They also paid visits to Palestinian leaders in Ramallah to hear their perspective. But during those conversations, US congressmen have been making it clear that the Palestinian Authority is jeopardizing donor support from the US with its UN statehood initiative.
"We've given a clear communication to Prime Minister [Salam] Fayyed that we thought that it's a step back ... and is not helpful," says Rep. Tom Price, a fourth-term Republican from Atlanta who spoke by phone en route from the Sea of Galilee to the Israeli-Lebanon border. "There is great sentiment for not continuing the aid, because the vote is so destructive to formulating a bilateral agreement on a peace."
Palestinian leaders say the congressional support of Israel reflects a bias that has hurt US efforts to mediate the negotiation process. They were outraged in May by the standing ovations Netanyahu received. Despite that the congressmen got a hearing with top leaders.
Successive American congresses have always been supportive of Israel. This is a fact of life that we are trying to deal with," says Ghassan Khatib, a spokesman for the Palestinian government. "Palestinians are always motivated to explain their views to visiting delegations, especially American ones."
House Majority Leader Eric Cantor (R) of Virginia and House Minority Whip Steny Hoyer (D) of Maryland have led two separate waves of representatives, largely split along party lines. A large portion of the participants were freshman Republicans who have never visited the region.
The number of visiting lawmakers is at least double that of similar contingents in the 1990s. Over the years, Israel has become an increasingly frequent stop on the campaign trail for presidential candidates and politicians with hopes of gaining nationwide prominence.
In the special election to replace Rep. Anthony Weiner (D) of New York, Republican candidate Bob Turner has turned pro-Israel credentials into a campaign issue. Republican house members are also paying attention to former Fox News anchor Glenn Beck, who spearheaded a pro-Israel solidarity rally of thousands of US tourists at the foot of Jerusalem's Temple Mount on Wednesday.
"They can't help but notice that this is on Glenn Beck's radar," says Lenny Ben David, a former head of the AIPAC office in Jerusalem and a former Israeli diplomat. The size of the delegation "may reflect that it's a campaign issue. The race to replace Anthony Weiner is of interest in both parties."

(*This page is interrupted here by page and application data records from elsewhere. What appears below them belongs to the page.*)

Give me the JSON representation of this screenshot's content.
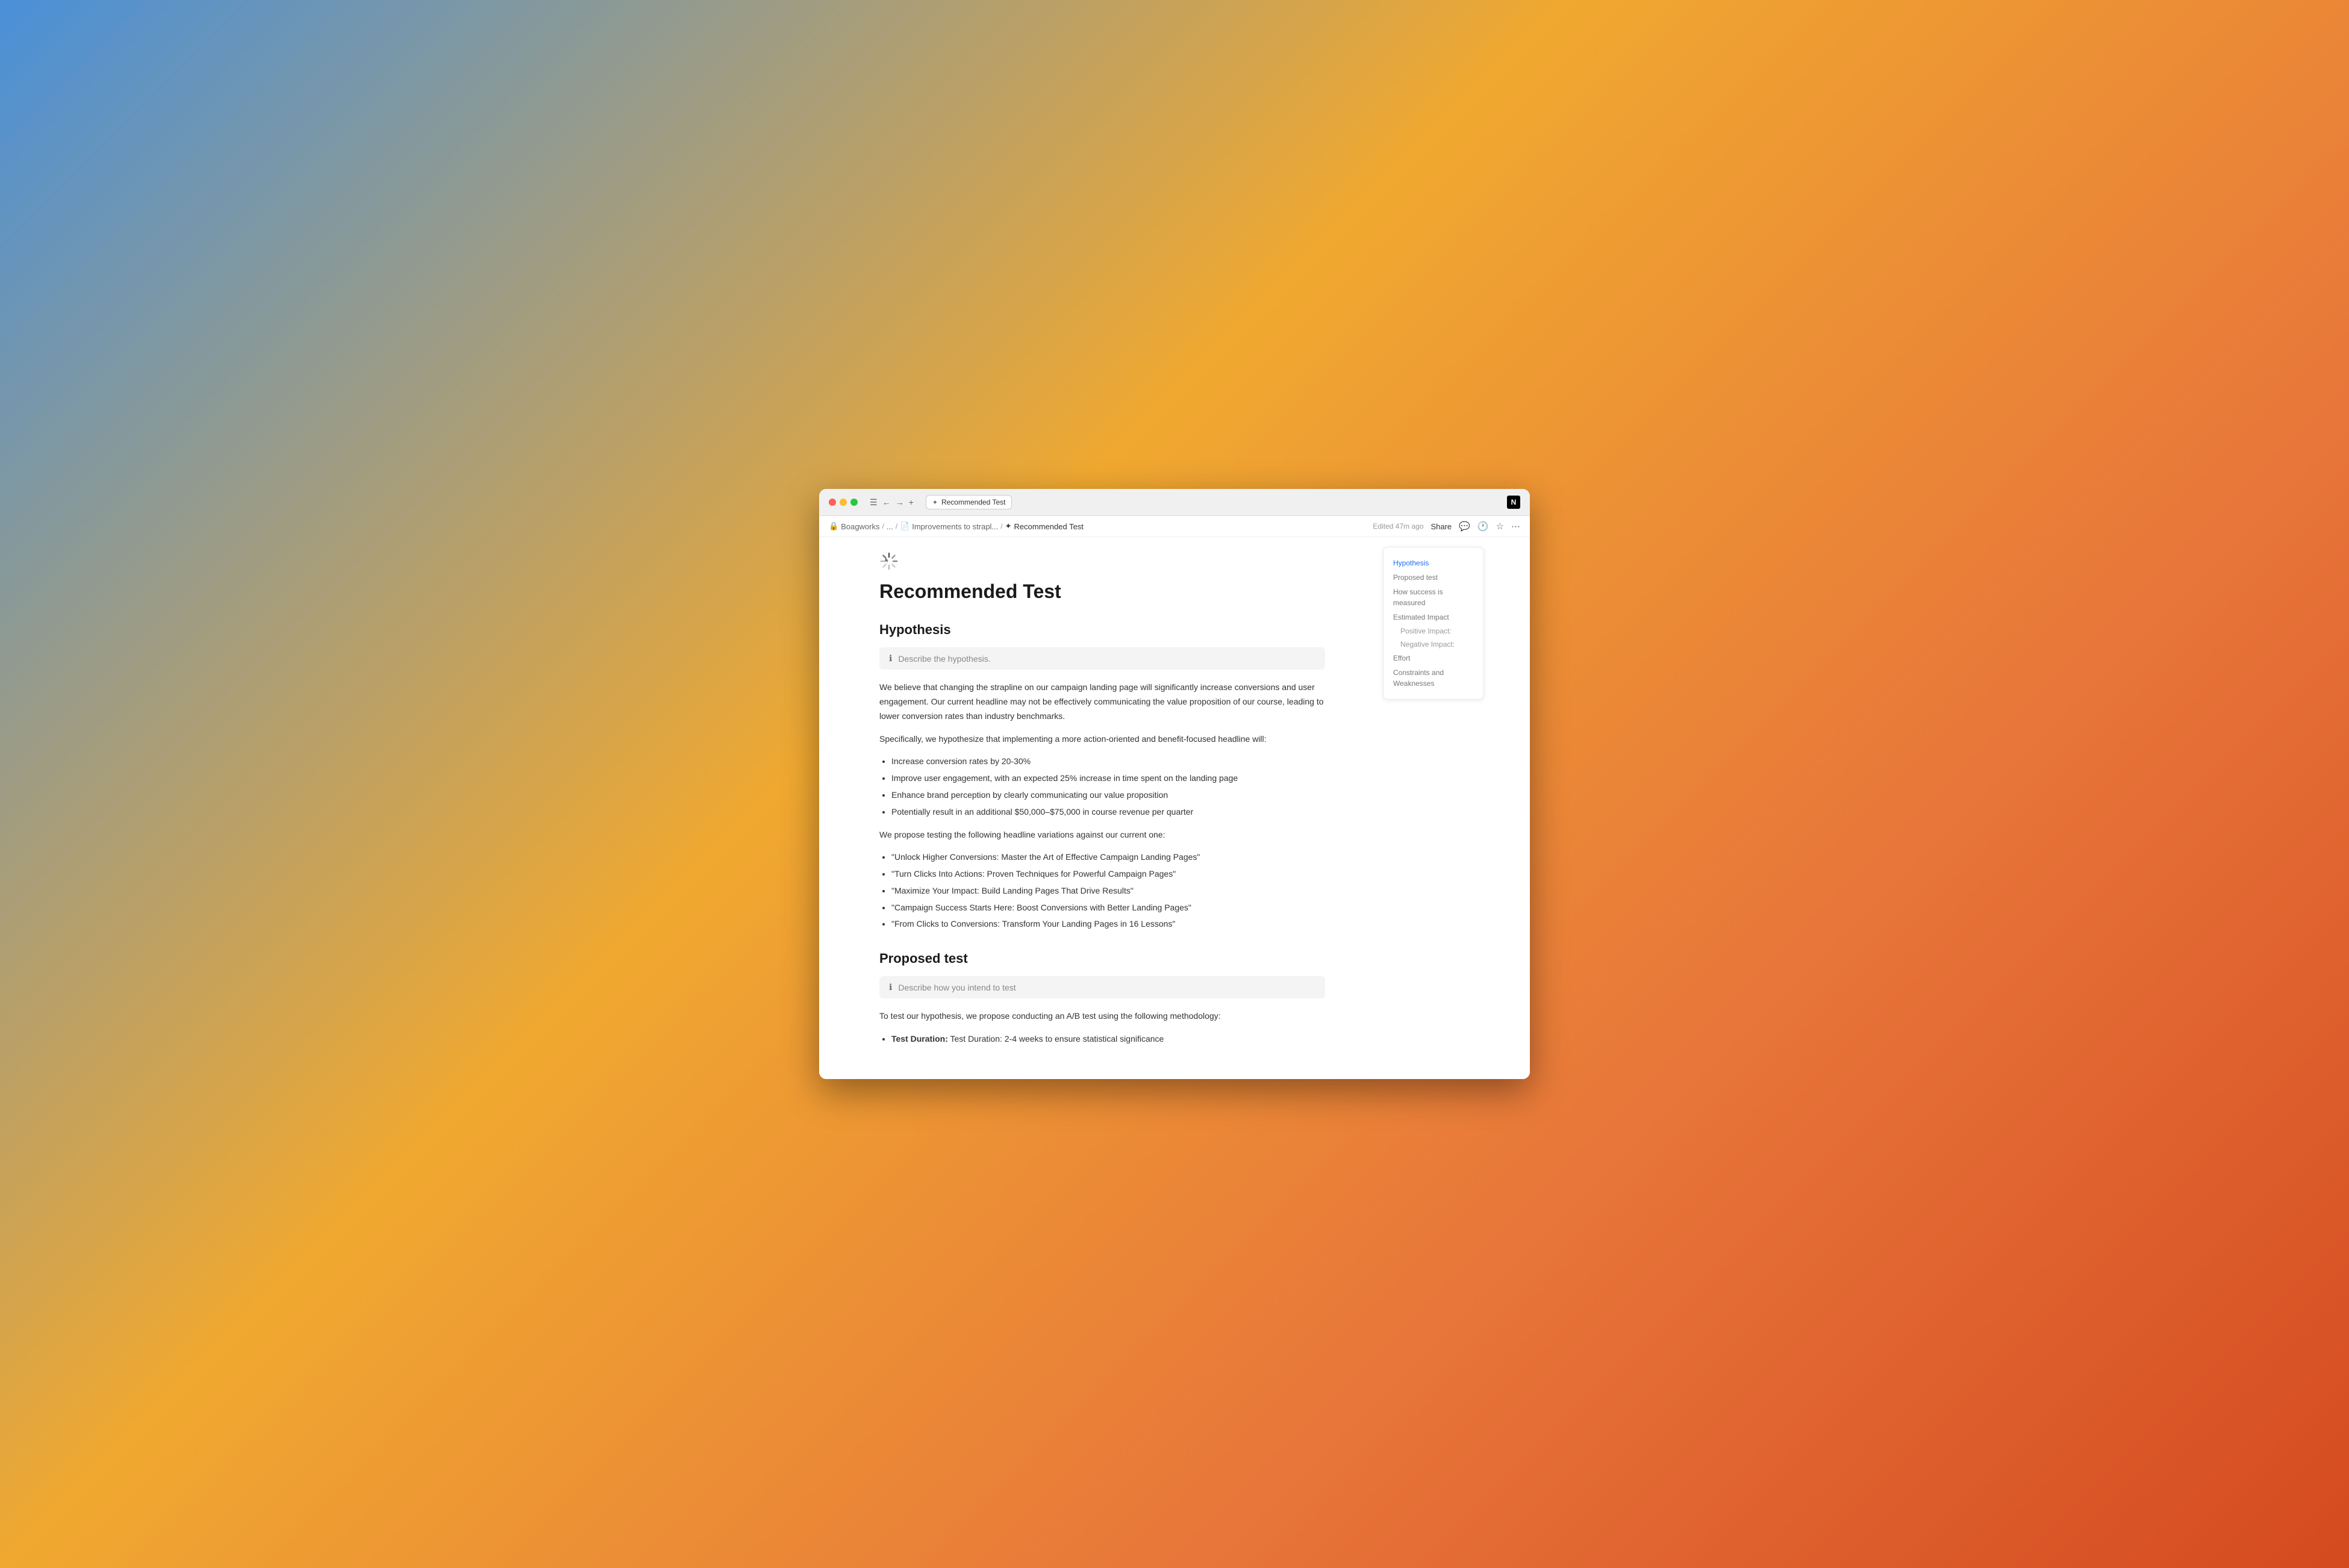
{
  "browser": {
    "tab_title": "Recommended Test",
    "tab_favicon": "✦"
  },
  "breadcrumb": {
    "items": [
      {
        "icon": "🔒",
        "label": "Boagworks"
      },
      {
        "icon": "...",
        "label": "..."
      },
      {
        "icon": "📄",
        "label": "Improvements to strapl..."
      },
      {
        "icon": "✦",
        "label": "Recommended Test"
      }
    ],
    "edited_label": "Edited 47m ago",
    "share_label": "Share"
  },
  "toolbar": {
    "comment_icon": "💬",
    "history_icon": "🕐",
    "star_icon": "☆",
    "more_icon": "⋯"
  },
  "page": {
    "title": "Recommended Test",
    "spinner_alt": "loading spinner"
  },
  "hypothesis": {
    "heading": "Hypothesis",
    "hint": "Describe the hypothesis.",
    "paragraph1": "We believe that changing the strapline on our campaign landing page will significantly increase conversions and user engagement. Our current headline may not be effectively communicating the value proposition of our course, leading to lower conversion rates than industry benchmarks.",
    "paragraph2": "Specifically, we hypothesize that implementing a more action-oriented and benefit-focused headline will:",
    "bullets1": [
      "Increase conversion rates by 20-30%",
      "Improve user engagement, with an expected 25% increase in time spent on the landing page",
      "Enhance brand perception by clearly communicating our value proposition",
      "Potentially result in an additional $50,000–$75,000 in course revenue per quarter"
    ],
    "paragraph3": "We propose testing the following headline variations against our current one:",
    "bullets2": [
      "\"Unlock Higher Conversions: Master the Art of Effective Campaign Landing Pages\"",
      "\"Turn Clicks Into Actions: Proven Techniques for Powerful Campaign Pages\"",
      "\"Maximize Your Impact: Build Landing Pages That Drive Results\"",
      "\"Campaign Success Starts Here: Boost Conversions with Better Landing Pages\"",
      "\"From Clicks to Conversions: Transform Your Landing Pages in 16 Lessons\""
    ]
  },
  "proposed_test": {
    "heading": "Proposed test",
    "hint": "Describe how you intend to test",
    "paragraph1": "To test our hypothesis, we propose conducting an A/B test using the following methodology:",
    "bullet_start": "Test Duration: 2-4 weeks to ensure statistical significance"
  },
  "toc": {
    "items": [
      {
        "label": "Hypothesis",
        "active": true
      },
      {
        "label": "Proposed test",
        "active": false
      },
      {
        "label": "How success is measured",
        "active": false
      },
      {
        "label": "Estimated Impact",
        "active": false
      },
      {
        "label": "Positive Impact:",
        "sub": true,
        "active": false
      },
      {
        "label": "Negative Impact:",
        "sub": true,
        "active": false
      },
      {
        "label": "Effort",
        "active": false
      },
      {
        "label": "Constraints and Weaknesses",
        "active": false
      }
    ]
  }
}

Shmuel Rosner, a fellow at the Jewish People Policy Institute, says congressional support is especially crucial given rocky relations between the Netanyahu and Obama governments. "Since Israel and the American administration are suspicious of one another, and has a lot of tension, Congress is the institution on which Israel will rely."